● **DIRECTIONS**:
Look through the entries for the string "页面输出缓存", and copy each line that holds it.

*** EXERCISE DATA Section Begins ***

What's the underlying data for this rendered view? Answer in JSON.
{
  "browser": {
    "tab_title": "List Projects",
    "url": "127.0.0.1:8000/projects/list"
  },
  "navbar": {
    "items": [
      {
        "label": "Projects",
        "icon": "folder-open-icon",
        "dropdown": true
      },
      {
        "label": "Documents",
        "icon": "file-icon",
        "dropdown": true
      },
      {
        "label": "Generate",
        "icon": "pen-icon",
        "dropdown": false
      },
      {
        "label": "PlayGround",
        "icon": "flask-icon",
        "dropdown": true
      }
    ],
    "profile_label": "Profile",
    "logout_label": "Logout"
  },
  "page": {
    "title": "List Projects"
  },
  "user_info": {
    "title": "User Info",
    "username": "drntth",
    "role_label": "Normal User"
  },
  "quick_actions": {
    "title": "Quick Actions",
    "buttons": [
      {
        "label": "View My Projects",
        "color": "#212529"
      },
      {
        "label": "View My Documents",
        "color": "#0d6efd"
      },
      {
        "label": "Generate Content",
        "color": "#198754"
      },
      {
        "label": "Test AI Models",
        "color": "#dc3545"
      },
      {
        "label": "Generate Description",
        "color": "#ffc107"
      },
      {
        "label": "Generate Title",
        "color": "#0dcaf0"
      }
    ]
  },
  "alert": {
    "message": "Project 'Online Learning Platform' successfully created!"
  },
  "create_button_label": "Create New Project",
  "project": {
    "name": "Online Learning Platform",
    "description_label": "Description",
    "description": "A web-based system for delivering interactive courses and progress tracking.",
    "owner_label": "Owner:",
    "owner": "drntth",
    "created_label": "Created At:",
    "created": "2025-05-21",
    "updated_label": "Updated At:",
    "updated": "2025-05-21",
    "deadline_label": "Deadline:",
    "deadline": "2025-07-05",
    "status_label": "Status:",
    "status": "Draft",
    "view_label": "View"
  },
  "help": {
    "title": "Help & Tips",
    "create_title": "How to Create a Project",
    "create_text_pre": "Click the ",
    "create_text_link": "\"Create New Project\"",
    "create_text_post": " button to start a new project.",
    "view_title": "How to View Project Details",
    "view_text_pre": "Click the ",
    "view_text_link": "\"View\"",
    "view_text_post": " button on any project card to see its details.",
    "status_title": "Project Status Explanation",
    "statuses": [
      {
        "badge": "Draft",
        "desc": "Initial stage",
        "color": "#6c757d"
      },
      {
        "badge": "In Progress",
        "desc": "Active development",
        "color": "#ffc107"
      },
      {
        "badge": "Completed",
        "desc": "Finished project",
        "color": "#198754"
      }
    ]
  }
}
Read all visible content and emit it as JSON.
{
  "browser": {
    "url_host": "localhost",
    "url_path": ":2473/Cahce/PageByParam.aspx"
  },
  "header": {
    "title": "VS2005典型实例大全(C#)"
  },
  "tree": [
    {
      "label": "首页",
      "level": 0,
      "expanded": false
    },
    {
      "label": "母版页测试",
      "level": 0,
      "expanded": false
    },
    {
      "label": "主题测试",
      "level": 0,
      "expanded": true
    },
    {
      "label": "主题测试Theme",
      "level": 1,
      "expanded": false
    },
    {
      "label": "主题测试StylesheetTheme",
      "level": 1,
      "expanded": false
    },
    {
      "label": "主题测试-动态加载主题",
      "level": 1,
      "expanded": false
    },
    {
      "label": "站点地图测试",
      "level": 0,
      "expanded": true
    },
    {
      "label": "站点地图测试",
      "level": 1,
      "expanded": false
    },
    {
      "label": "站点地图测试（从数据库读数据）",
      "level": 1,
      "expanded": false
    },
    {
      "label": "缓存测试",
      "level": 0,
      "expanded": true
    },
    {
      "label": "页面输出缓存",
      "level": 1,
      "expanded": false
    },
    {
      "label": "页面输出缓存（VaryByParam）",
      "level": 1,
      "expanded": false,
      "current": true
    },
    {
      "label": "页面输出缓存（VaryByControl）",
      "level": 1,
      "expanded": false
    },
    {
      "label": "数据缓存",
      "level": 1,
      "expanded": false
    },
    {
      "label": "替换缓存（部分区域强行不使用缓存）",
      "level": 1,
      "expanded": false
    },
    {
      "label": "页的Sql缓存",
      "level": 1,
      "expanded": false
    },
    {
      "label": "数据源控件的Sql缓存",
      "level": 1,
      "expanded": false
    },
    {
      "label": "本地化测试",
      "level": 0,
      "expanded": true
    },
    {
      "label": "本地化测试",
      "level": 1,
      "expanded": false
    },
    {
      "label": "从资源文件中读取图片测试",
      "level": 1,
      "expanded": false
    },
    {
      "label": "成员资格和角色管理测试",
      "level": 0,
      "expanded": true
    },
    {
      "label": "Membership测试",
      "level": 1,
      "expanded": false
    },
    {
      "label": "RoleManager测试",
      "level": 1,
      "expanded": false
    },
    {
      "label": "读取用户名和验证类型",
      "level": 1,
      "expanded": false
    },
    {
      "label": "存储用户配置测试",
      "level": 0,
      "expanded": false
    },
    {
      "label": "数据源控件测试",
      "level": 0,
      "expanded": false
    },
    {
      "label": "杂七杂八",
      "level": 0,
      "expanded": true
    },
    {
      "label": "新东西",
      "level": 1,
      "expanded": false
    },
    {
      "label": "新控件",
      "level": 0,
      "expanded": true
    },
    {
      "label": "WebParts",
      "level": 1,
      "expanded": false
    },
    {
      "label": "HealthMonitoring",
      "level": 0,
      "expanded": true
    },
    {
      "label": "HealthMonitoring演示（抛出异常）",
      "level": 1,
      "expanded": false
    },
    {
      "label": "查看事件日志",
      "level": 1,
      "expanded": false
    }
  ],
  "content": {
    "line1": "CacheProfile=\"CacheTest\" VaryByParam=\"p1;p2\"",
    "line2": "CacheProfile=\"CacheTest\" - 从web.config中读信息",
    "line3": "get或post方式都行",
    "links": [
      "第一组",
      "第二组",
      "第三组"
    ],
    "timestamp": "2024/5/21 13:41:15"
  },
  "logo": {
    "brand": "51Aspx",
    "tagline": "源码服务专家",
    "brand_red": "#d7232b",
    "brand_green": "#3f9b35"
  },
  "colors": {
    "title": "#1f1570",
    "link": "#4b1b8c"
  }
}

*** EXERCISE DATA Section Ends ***

● **SOLVED PROBLEM**:
      "label": "页面输出缓存",
      "label": "页面输出缓存（VaryByParam）",
      "label": "页面输出缓存（VaryByControl）",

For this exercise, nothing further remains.